---------- Source material
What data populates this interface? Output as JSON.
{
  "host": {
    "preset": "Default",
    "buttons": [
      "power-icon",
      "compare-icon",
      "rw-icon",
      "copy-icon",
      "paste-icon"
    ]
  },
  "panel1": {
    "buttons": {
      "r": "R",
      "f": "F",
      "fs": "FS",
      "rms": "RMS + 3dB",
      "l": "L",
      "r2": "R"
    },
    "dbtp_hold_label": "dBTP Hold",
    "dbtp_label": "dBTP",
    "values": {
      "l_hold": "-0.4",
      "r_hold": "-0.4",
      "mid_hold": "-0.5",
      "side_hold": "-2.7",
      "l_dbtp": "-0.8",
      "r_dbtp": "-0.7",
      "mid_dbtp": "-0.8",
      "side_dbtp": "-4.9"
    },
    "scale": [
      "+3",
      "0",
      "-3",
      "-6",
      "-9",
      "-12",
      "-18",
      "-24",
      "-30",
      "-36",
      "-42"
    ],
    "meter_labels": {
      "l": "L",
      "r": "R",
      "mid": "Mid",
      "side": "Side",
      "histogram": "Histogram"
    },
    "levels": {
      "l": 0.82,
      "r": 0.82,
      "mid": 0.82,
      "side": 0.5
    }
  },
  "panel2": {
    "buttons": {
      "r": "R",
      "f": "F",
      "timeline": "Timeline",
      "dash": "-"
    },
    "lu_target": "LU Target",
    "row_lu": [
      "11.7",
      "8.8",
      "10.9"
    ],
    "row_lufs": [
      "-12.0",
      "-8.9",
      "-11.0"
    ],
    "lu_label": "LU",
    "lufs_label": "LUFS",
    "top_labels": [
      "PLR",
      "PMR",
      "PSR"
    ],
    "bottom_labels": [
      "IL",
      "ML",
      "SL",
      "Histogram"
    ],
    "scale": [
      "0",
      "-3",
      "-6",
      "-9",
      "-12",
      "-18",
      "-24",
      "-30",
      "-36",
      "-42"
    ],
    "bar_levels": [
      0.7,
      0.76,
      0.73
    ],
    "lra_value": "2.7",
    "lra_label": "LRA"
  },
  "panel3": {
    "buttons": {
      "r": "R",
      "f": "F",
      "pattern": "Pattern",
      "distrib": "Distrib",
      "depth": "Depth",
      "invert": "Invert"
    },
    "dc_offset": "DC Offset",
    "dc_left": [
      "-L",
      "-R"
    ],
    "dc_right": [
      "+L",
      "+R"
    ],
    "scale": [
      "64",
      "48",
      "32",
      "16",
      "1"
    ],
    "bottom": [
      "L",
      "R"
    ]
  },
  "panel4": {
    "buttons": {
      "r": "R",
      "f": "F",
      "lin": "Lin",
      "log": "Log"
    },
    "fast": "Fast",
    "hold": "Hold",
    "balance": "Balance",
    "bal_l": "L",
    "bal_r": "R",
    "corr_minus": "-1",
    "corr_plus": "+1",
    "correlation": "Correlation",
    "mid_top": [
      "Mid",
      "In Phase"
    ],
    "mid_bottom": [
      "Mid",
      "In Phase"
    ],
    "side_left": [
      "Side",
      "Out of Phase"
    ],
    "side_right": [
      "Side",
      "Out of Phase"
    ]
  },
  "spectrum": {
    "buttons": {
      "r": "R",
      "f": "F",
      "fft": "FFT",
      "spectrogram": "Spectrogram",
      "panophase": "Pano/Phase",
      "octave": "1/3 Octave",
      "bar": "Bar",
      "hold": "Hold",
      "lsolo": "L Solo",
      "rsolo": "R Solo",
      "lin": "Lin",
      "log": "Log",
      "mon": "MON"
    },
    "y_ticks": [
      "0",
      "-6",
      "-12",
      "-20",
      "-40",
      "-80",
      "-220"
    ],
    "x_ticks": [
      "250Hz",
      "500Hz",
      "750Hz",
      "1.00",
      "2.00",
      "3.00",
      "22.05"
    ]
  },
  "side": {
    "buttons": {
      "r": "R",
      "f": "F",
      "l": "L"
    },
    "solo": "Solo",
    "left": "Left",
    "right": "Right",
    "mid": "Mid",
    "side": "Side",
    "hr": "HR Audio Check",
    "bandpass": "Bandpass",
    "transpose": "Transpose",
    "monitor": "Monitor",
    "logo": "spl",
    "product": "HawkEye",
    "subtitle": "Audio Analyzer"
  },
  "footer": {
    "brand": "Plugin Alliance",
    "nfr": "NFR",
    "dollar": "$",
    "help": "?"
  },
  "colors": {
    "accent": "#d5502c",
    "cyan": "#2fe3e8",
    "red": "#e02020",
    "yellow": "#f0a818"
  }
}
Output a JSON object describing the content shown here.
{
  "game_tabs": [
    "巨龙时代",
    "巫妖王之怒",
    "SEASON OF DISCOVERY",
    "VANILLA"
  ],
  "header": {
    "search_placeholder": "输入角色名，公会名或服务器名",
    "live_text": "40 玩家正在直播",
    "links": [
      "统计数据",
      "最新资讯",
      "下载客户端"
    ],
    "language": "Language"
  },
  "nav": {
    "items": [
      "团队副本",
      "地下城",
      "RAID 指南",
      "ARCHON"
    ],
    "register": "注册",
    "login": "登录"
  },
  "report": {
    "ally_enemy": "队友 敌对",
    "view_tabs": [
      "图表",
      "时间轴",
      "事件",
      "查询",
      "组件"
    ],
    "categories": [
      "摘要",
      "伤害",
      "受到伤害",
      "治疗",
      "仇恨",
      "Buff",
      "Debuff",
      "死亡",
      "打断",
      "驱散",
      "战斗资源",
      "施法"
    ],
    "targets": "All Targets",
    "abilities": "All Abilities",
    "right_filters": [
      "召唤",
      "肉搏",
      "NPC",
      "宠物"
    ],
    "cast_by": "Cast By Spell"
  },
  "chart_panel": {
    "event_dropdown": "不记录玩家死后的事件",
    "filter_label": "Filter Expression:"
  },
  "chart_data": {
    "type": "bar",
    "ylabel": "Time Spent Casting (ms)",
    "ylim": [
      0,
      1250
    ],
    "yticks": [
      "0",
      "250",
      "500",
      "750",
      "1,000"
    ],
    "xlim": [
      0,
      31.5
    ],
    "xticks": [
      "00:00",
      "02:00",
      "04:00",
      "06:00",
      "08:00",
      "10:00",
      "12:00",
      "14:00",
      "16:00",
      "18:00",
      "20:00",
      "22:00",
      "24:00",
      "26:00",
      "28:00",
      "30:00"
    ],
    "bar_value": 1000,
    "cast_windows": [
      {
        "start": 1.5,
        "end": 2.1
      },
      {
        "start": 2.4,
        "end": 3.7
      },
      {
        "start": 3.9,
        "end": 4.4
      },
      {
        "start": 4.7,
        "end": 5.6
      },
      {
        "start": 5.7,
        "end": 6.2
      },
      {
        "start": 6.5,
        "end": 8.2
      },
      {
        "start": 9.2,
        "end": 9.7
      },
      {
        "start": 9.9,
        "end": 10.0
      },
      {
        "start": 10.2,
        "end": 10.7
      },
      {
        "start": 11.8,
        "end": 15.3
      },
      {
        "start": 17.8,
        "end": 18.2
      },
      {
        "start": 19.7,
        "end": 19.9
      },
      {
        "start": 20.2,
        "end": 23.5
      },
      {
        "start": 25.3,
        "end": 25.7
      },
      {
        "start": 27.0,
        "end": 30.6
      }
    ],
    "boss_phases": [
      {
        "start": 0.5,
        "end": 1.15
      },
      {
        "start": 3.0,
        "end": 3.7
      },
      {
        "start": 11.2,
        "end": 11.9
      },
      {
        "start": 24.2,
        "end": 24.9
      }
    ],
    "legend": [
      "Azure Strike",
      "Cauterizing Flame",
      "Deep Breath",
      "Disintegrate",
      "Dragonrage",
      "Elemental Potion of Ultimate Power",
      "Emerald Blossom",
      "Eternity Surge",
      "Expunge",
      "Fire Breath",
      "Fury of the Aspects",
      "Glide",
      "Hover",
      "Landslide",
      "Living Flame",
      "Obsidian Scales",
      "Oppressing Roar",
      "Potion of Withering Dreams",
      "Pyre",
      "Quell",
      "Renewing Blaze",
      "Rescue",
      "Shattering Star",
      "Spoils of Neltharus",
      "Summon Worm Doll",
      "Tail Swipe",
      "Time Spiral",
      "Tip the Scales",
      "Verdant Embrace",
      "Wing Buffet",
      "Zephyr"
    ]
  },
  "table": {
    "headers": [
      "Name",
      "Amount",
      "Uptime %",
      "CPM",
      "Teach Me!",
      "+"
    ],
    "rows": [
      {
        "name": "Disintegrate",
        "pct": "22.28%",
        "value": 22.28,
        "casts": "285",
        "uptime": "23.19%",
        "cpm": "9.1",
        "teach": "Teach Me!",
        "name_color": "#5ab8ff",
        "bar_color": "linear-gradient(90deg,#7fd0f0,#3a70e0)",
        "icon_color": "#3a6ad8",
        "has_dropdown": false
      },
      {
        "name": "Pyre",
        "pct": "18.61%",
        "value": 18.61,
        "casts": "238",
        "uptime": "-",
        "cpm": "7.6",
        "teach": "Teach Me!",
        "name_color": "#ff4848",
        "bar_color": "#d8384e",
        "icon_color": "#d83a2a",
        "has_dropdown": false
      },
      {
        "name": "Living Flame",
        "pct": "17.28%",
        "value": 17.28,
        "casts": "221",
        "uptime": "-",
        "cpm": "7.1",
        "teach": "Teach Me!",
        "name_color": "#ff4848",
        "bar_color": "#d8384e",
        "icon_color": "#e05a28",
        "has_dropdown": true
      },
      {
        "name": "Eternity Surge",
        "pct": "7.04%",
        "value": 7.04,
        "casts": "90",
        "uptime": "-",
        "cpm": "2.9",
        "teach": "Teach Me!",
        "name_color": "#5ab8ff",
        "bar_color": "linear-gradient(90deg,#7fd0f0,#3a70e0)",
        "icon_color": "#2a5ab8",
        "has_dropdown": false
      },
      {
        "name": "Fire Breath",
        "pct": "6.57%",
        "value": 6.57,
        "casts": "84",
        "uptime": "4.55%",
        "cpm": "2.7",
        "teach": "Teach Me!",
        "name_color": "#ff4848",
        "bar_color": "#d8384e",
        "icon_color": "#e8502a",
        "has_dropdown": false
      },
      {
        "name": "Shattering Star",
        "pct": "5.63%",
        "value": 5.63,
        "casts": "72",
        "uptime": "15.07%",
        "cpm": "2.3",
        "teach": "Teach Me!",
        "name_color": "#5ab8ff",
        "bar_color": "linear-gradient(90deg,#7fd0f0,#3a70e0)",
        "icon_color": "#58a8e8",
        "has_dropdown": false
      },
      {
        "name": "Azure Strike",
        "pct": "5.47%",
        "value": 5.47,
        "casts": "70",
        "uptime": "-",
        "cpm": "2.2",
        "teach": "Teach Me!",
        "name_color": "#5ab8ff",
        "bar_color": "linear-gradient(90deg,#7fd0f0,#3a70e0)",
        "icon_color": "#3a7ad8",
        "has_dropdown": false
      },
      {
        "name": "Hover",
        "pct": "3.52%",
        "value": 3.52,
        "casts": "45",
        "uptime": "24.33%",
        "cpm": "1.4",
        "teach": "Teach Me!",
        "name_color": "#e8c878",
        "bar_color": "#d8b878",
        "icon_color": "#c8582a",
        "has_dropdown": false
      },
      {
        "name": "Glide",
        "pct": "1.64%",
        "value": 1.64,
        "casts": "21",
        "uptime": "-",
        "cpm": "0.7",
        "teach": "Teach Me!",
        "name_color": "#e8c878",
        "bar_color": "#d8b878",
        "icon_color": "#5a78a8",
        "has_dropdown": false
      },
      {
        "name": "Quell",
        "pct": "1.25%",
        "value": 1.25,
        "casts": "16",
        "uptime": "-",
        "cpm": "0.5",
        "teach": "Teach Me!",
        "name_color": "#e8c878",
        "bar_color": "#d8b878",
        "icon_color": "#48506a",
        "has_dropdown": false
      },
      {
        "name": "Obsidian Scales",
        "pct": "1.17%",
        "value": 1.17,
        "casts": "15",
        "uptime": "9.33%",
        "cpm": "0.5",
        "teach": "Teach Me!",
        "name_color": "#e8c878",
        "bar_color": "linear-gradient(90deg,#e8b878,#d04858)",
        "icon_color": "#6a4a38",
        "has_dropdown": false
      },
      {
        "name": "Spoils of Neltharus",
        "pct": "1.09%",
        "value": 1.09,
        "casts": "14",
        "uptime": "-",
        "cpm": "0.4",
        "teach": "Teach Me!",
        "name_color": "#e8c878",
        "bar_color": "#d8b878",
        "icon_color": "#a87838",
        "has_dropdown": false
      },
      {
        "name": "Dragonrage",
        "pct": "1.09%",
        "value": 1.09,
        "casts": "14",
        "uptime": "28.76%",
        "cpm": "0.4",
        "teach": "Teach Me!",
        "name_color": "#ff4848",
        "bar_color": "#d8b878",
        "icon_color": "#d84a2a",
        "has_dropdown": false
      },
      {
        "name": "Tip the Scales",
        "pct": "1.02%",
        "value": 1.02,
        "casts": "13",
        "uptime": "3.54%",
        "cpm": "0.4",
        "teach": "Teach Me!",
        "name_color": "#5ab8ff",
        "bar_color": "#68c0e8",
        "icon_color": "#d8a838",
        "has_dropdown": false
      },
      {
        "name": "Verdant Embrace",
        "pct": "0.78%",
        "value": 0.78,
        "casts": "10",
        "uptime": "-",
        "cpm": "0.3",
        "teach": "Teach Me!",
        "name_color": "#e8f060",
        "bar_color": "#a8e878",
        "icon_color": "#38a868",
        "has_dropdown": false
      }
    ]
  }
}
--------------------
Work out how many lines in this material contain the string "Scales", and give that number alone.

4